In the case of Heroldt v Wills 2013 (2) SA 530 (GSJ) the South Gauteng High Court considered defamation and the infringement of privacy through Facebook.

The Respondent posted information on Facebook that portrayed the applicant as having a drug and alcohol problem, as well as failing to financially support his family.

The Applicant requested that the Respondent remove the information on Facebook on the grounds that same constituted defamation and an infringement of privacy. However, the Respondent refused to do so.

The Applicant then applied to court for an order to, among other things, interdict and restrain the Respondent from posting any further information about him, and to remove the post on Facebook.

The court held that the test for determining whether the information posted has a defamatory meaning is whether a reasonable person, of ordinary intelligence, might reasonably understand the words concerned to convey a meaning that is defamatory of the litigant concerned.

The court also noted that the privacy settings on Facebook may be adjusted by the users themselves to restrict the content that other users may view.

The users of Facebook therefore are aware that their information may be shared by default, and must take affirmative steps to prevent the sharing of private or potentially defamatory information.

The court also considered the defence of fair comment and held that in order for this defence to succeed, the comment must be based on the facts expressly stated, or clearly indicated and admitted or proved to be true.

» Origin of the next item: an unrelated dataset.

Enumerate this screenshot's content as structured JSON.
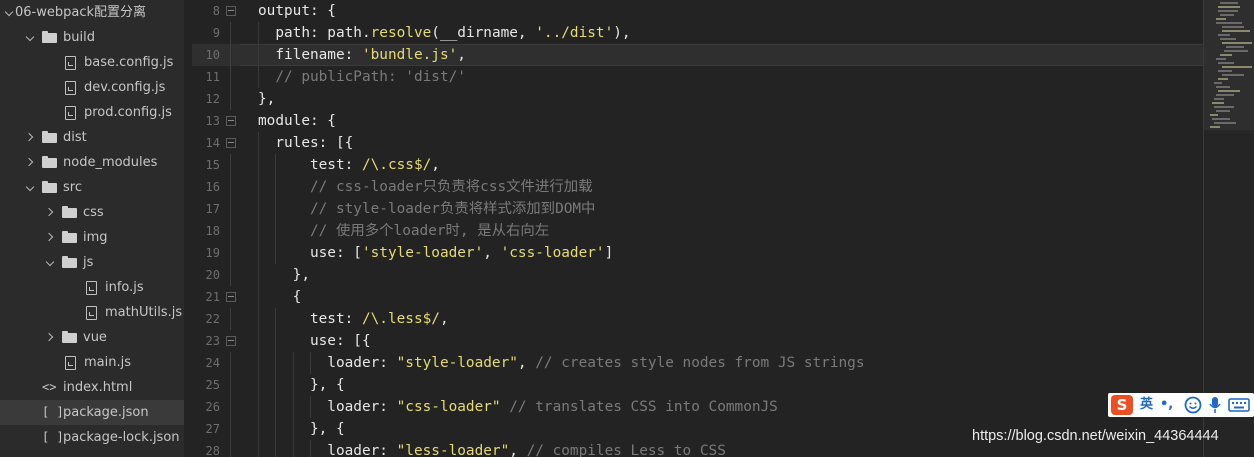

However, the presence of malice or improper motive will defeat the defence itself.

Therefore, it is not good enough that the published words may be true; the publication of the information must also be to the public benefit or in the public interest. Nevertheless, the law protects everyone’s dignity and reputation.

The question of whether private facts are worthy of protection is determined by reference to ordinary or reasonable sensibilities and not to hypersensitivities.

The court was satisfied with the Applicant’s arguments and accordingly ordered the Respondent to remove all her postings on Facebook or any other site in the social media which refer to the Applicant.

Written by Molisa Cheda.